Introducing line extensions, brand extensions, multibrands, and new brands are techniques associated with brand development (Kotler & Armstrong, 2007). Introducing an extension to the same line could dilute the current product offerings. For example, adding an antioxidant ingredient would create opportunities in similar markets, but at the risk of losing credibility with the current product. The consumers might begin to question the natural benefits of Fiji Water if other ingredients need to be added. Introducing a brand extension such as coconut milk would benefit from the brand name recognition and allow Fiji Water to expand into other markets. The Fiji brand has been developed to include a certain brand experience. It would not be a good branding strategy for Fiji Water to dip their toes into other areas outside their core competency. Any brand development strategy that uses the current brand name will be successful.
Fiji Water uses geography to their advantage. While the cost of distribution is far greater than competing products produced in the United States, distance is used in Fiji’s mainstream marketing. Directly from a rainforest hundreds of miles from the nearest continent—Fiji Water is the natural choice for a health conscience society. A cohesive brand development strategy compliments a pure marketing campaign promoting the purist of water—Fiji Natural Artisan Water.
Alsever, J. (2009). Bottled Water Sales Slow Amid Backlash. Retrieved December 20, 2009 from, http://www.msnbc.msn.com/id/34451973/ns/business-going_green/
Fishman, C. (2007). Message in a Bottle – Bottled Water – Luxury Water – Mineral Water. Retrieved December 20, 2009 from, http://www.fastcompany.com/magazine/117/features-message-in-a-bottle.html?page=0%2C0

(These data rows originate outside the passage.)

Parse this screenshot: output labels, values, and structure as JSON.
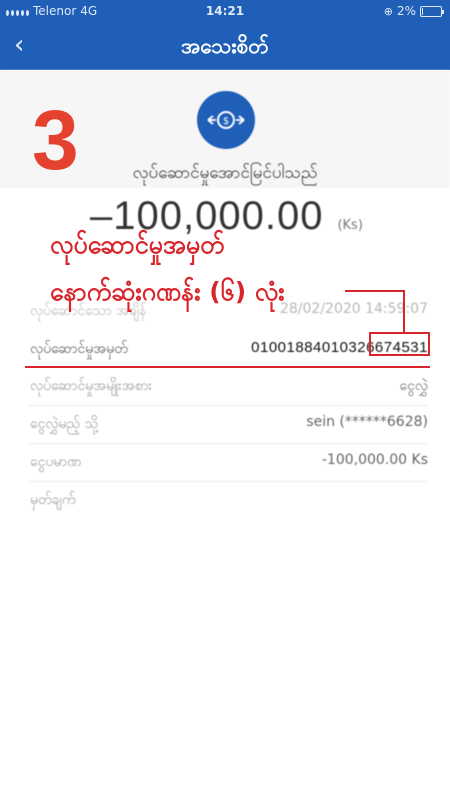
{
  "status": {
    "carrier": "Telenor",
    "network": "4G",
    "time": "14:21",
    "battery_percent": "2%",
    "battery_level": 0.02
  },
  "nav": {
    "back_icon": "chevron-left-icon",
    "title": "အသေးစိတ်"
  },
  "step_number": "3",
  "receipt": {
    "icon": "money-transfer-icon",
    "status_text": "လုပ်ဆောင်မှုအောင်မြင်ပါသည်",
    "amount": "–100,000.00",
    "currency": "(Ks)"
  },
  "callout": {
    "line1": "လုပ်ဆောင်မှုအမှတ်",
    "line2": "နောက်ဆုံးဂဏန်း (၆) လုံး"
  },
  "details": {
    "date_label": "လုပ်ဆောင်သော အချိန်",
    "date_value": "28/02/2020 14:59:07",
    "txid_label": "လုပ်ဆောင်မှုအမှတ်",
    "txid_prefix": "0100188401032",
    "txid_suffix": "6674531",
    "type_label": "လုပ်ဆောင်မှုအမျိုးအစား",
    "type_value": "ငွေလွှဲ",
    "receiver_label": "ငွေလွှဲမည့် သို့",
    "receiver_value": "sein (******6628)",
    "amount_label": "ငွေပမာဏ",
    "amount_value": "-100,000.00 Ks",
    "note_label": "မှတ်ချက်",
    "note_value": ""
  },
  "colors": {
    "brand_blue": "#1f5fb8",
    "annotation_red": "#d9262c",
    "step_red": "#e4412e"
  }
}
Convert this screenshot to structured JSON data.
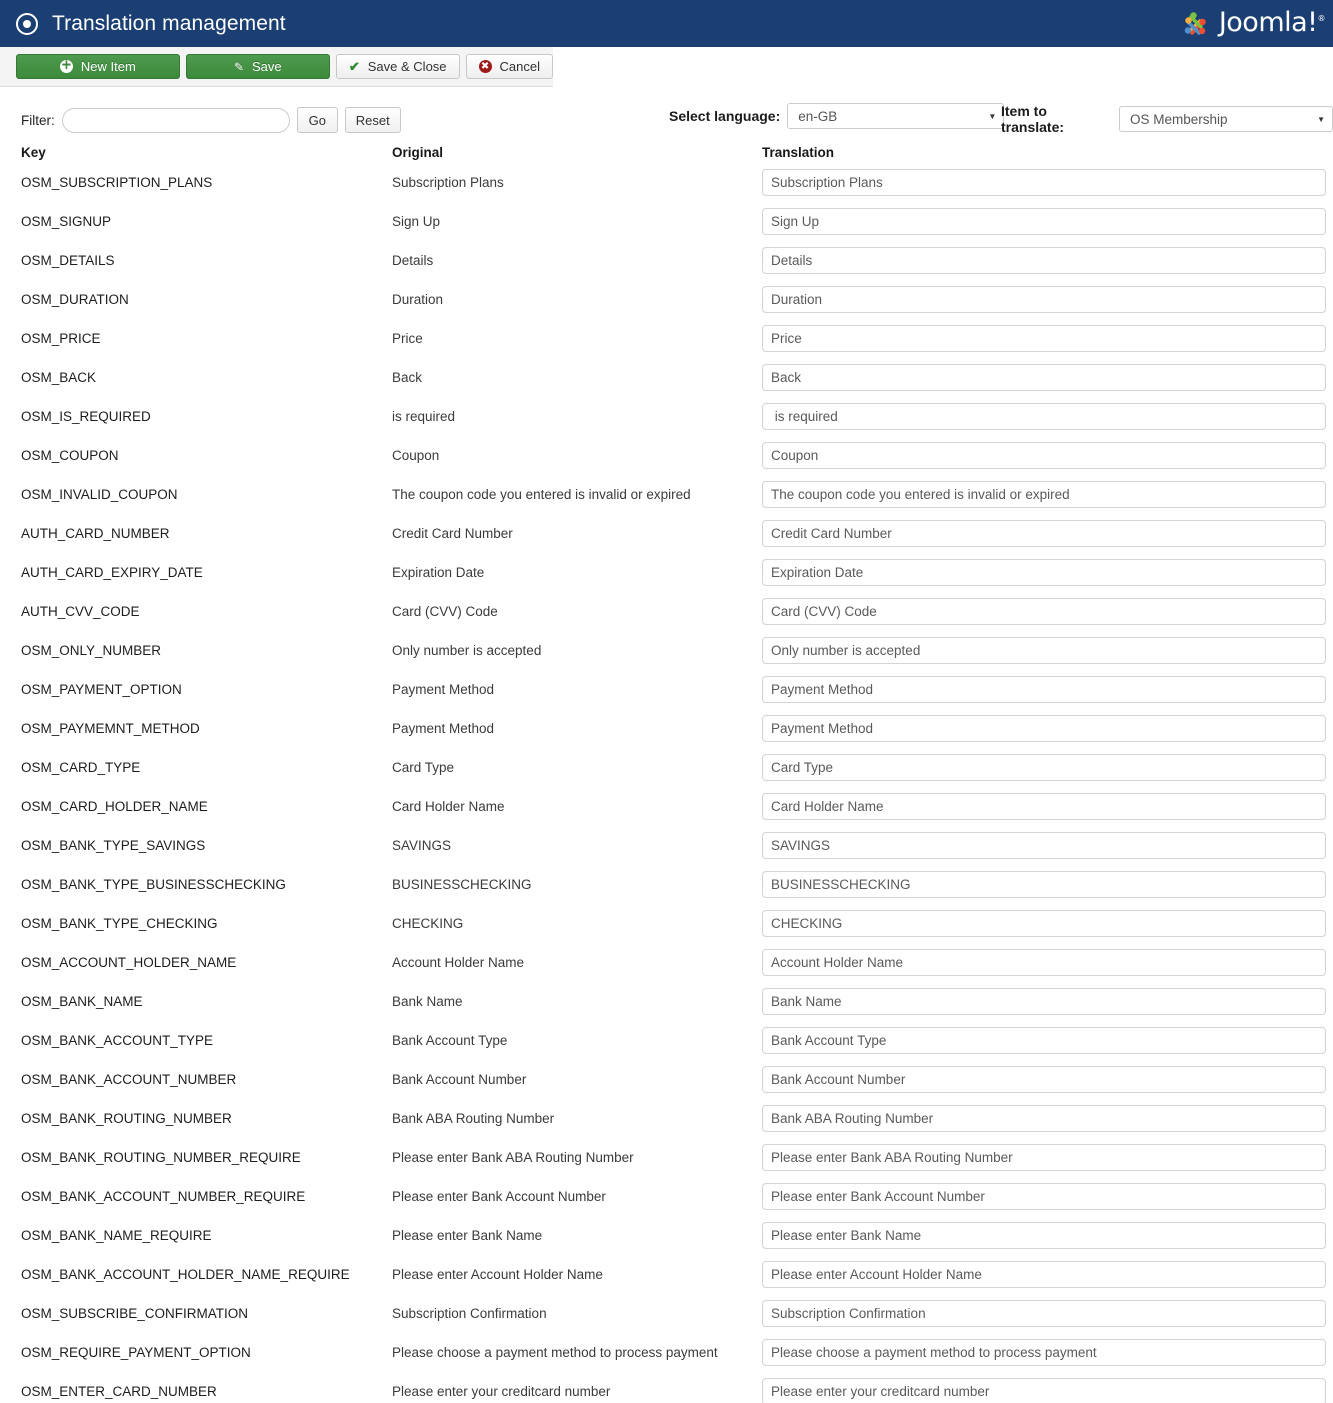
{
  "header": {
    "title": "Translation management",
    "icon": "target-icon",
    "logo_text": "Joomla!",
    "logo_tm": "®",
    "bg_color": "#1c3f73"
  },
  "toolbar": {
    "new_item_label": "New Item",
    "save_label": "Save",
    "save_close_label": "Save & Close",
    "cancel_label": "Cancel",
    "green_color": "#3c8a3c"
  },
  "filter": {
    "label": "Filter:",
    "value": "",
    "placeholder": "",
    "go_label": "Go",
    "reset_label": "Reset"
  },
  "selectors": {
    "language_label": "Select language:",
    "language_value": "en-GB",
    "item_label": "Item to translate:",
    "item_value": "OS Membership"
  },
  "table": {
    "columns": [
      "Key",
      "Original",
      "Translation"
    ],
    "rows": [
      {
        "key": "OSM_SUBSCRIPTION_PLANS",
        "original": "Subscription Plans",
        "translation": "Subscription Plans"
      },
      {
        "key": "OSM_SIGNUP",
        "original": "Sign Up",
        "translation": "Sign Up"
      },
      {
        "key": "OSM_DETAILS",
        "original": "Details",
        "translation": "Details"
      },
      {
        "key": "OSM_DURATION",
        "original": "Duration",
        "translation": "Duration"
      },
      {
        "key": "OSM_PRICE",
        "original": "Price",
        "translation": "Price"
      },
      {
        "key": "OSM_BACK",
        "original": "Back",
        "translation": "Back"
      },
      {
        "key": "OSM_IS_REQUIRED",
        "original": "is required",
        "translation": " is required"
      },
      {
        "key": "OSM_COUPON",
        "original": "Coupon",
        "translation": "Coupon"
      },
      {
        "key": "OSM_INVALID_COUPON",
        "original": "The coupon code you entered is invalid or expired",
        "translation": "The coupon code you entered is invalid or expired"
      },
      {
        "key": "AUTH_CARD_NUMBER",
        "original": "Credit Card Number",
        "translation": "Credit Card Number"
      },
      {
        "key": "AUTH_CARD_EXPIRY_DATE",
        "original": "Expiration Date",
        "translation": "Expiration Date"
      },
      {
        "key": "AUTH_CVV_CODE",
        "original": "Card (CVV) Code",
        "translation": "Card (CVV) Code"
      },
      {
        "key": "OSM_ONLY_NUMBER",
        "original": "Only number is accepted",
        "translation": "Only number is accepted"
      },
      {
        "key": "OSM_PAYMENT_OPTION",
        "original": "Payment Method",
        "translation": "Payment Method"
      },
      {
        "key": "OSM_PAYMEMNT_METHOD",
        "original": "Payment Method",
        "translation": "Payment Method"
      },
      {
        "key": "OSM_CARD_TYPE",
        "original": "Card Type",
        "translation": "Card Type"
      },
      {
        "key": "OSM_CARD_HOLDER_NAME",
        "original": "Card Holder Name",
        "translation": "Card Holder Name"
      },
      {
        "key": "OSM_BANK_TYPE_SAVINGS",
        "original": "SAVINGS",
        "translation": "SAVINGS"
      },
      {
        "key": "OSM_BANK_TYPE_BUSINESSCHECKING",
        "original": "BUSINESSCHECKING",
        "translation": "BUSINESSCHECKING"
      },
      {
        "key": "OSM_BANK_TYPE_CHECKING",
        "original": "CHECKING",
        "translation": "CHECKING"
      },
      {
        "key": "OSM_ACCOUNT_HOLDER_NAME",
        "original": "Account Holder Name",
        "translation": "Account Holder Name"
      },
      {
        "key": "OSM_BANK_NAME",
        "original": "Bank Name",
        "translation": "Bank Name"
      },
      {
        "key": "OSM_BANK_ACCOUNT_TYPE",
        "original": "Bank Account Type",
        "translation": "Bank Account Type"
      },
      {
        "key": "OSM_BANK_ACCOUNT_NUMBER",
        "original": "Bank Account Number",
        "translation": "Bank Account Number"
      },
      {
        "key": "OSM_BANK_ROUTING_NUMBER",
        "original": "Bank ABA Routing Number",
        "translation": "Bank ABA Routing Number"
      },
      {
        "key": "OSM_BANK_ROUTING_NUMBER_REQUIRE",
        "original": "Please enter Bank ABA Routing Number",
        "translation": "Please enter Bank ABA Routing Number"
      },
      {
        "key": "OSM_BANK_ACCOUNT_NUMBER_REQUIRE",
        "original": "Please enter Bank Account Number",
        "translation": "Please enter Bank Account Number"
      },
      {
        "key": "OSM_BANK_NAME_REQUIRE",
        "original": "Please enter Bank Name",
        "translation": "Please enter Bank Name"
      },
      {
        "key": "OSM_BANK_ACCOUNT_HOLDER_NAME_REQUIRE",
        "original": "Please enter Account Holder Name",
        "translation": "Please enter Account Holder Name"
      },
      {
        "key": "OSM_SUBSCRIBE_CONFIRMATION",
        "original": "Subscription Confirmation",
        "translation": "Subscription Confirmation"
      },
      {
        "key": "OSM_REQUIRE_PAYMENT_OPTION",
        "original": "Please choose a payment method to process payment",
        "translation": "Please choose a payment method to process payment"
      },
      {
        "key": "OSM_ENTER_CARD_NUMBER",
        "original": "Please enter your creditcard number",
        "translation": "Please enter your creditcard number"
      }
    ]
  }
}
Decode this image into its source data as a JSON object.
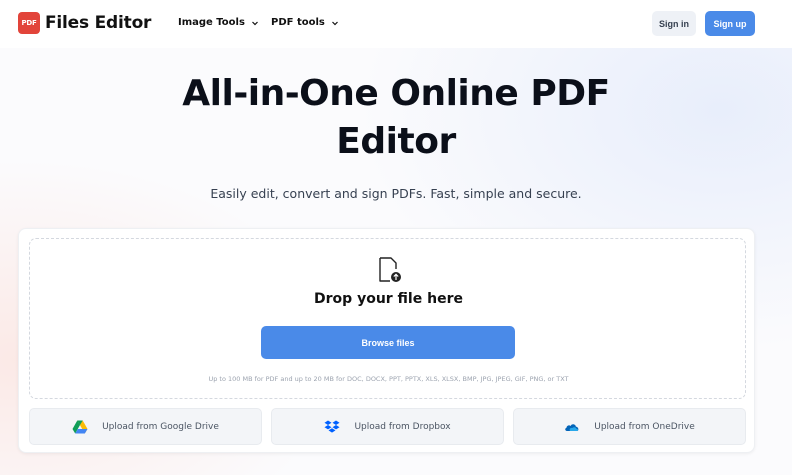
{
  "header": {
    "logo_badge": "PDF",
    "logo_text": "Files Editor",
    "nav": [
      {
        "label": "Image Tools"
      },
      {
        "label": "PDF tools"
      }
    ],
    "signin_label": "Sign in",
    "signup_label": "Sign up"
  },
  "hero": {
    "title_line1": "All-in-One Online PDF",
    "title_line2": "Editor",
    "subtitle": "Easily edit, convert and sign PDFs. Fast, simple and secure."
  },
  "upload": {
    "drop_text": "Drop your file here",
    "browse_label": "Browse files",
    "limits_text": "Up to 100 MB for PDF and up to 20 MB for DOC, DOCX, PPT, PPTX, XLS, XLSX, BMP, JPG, JPEG, GIF, PNG, or TXT",
    "sources": [
      {
        "label": "Upload from Google Drive",
        "icon": "google-drive-icon"
      },
      {
        "label": "Upload from Dropbox",
        "icon": "dropbox-icon"
      },
      {
        "label": "Upload from OneDrive",
        "icon": "onedrive-icon"
      }
    ]
  },
  "colors": {
    "accent": "#4a8ae8",
    "brand": "#e2443a",
    "title_text": "#0b0f19"
  }
}
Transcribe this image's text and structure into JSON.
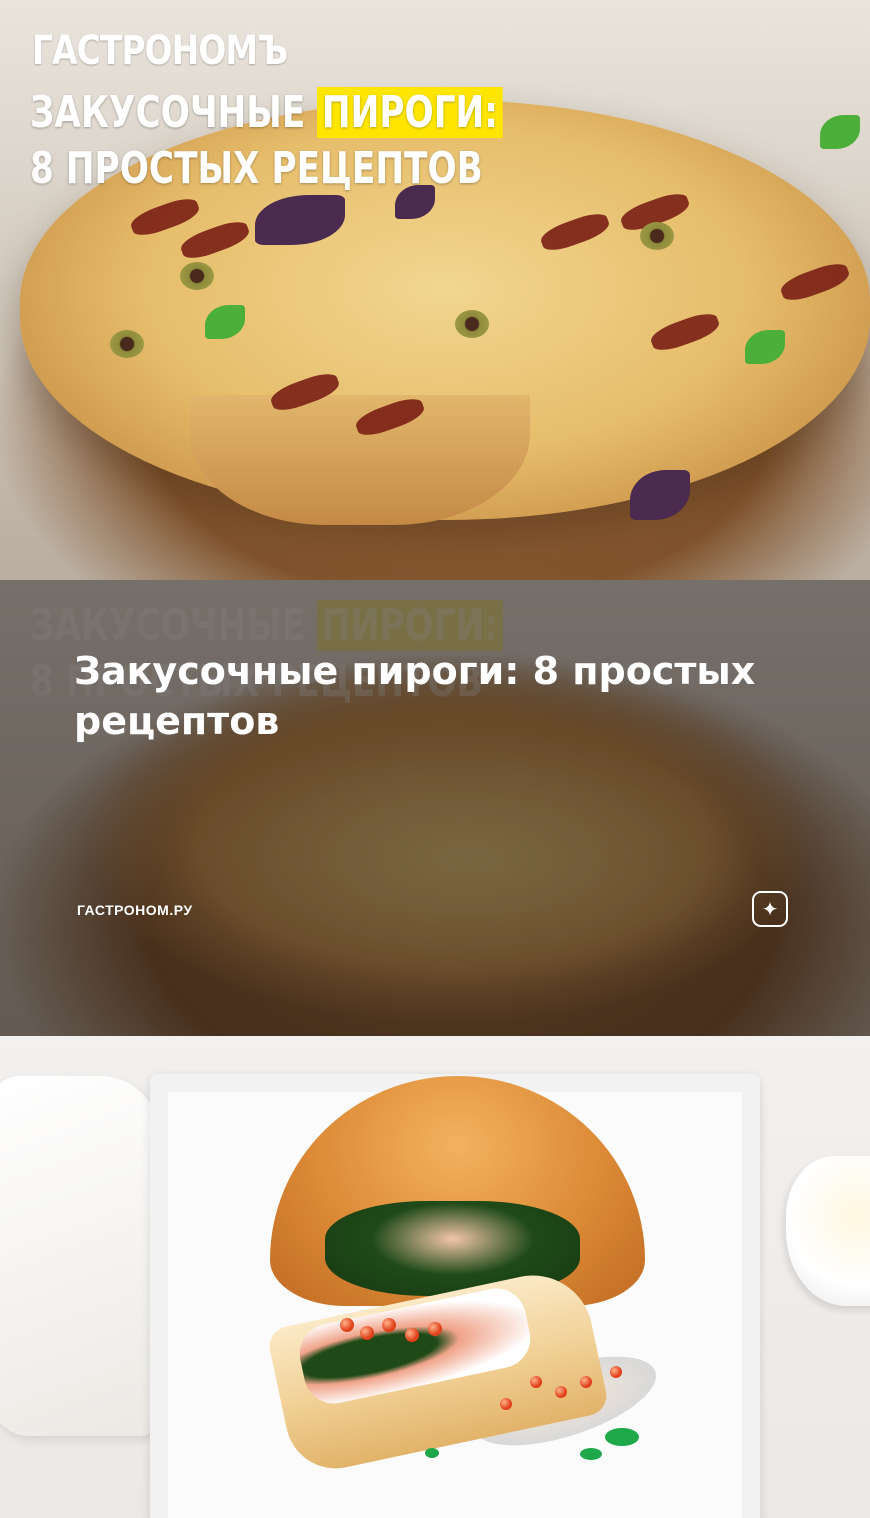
{
  "hero": {
    "brand": "ГАСТРОНОМЪ",
    "headline_line1_prefix": "ЗАКУСОЧНЫЕ ",
    "headline_line1_highlight": "ПИРОГИ:",
    "headline_line2": "8 ПРОСТЫХ РЕЦЕПТОВ",
    "highlight_color": "#ffe600"
  },
  "card": {
    "title": "Закусочные пироги: 8 простых рецептов",
    "source": "ГАСТРОНОМ.РУ",
    "action_icon": "sparkle-icon"
  }
}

Kotler, P. & Armstrong, G. (2008). Principals of Marketing. Pearson Prentice Hall. Upper Saddle River, New Jersey.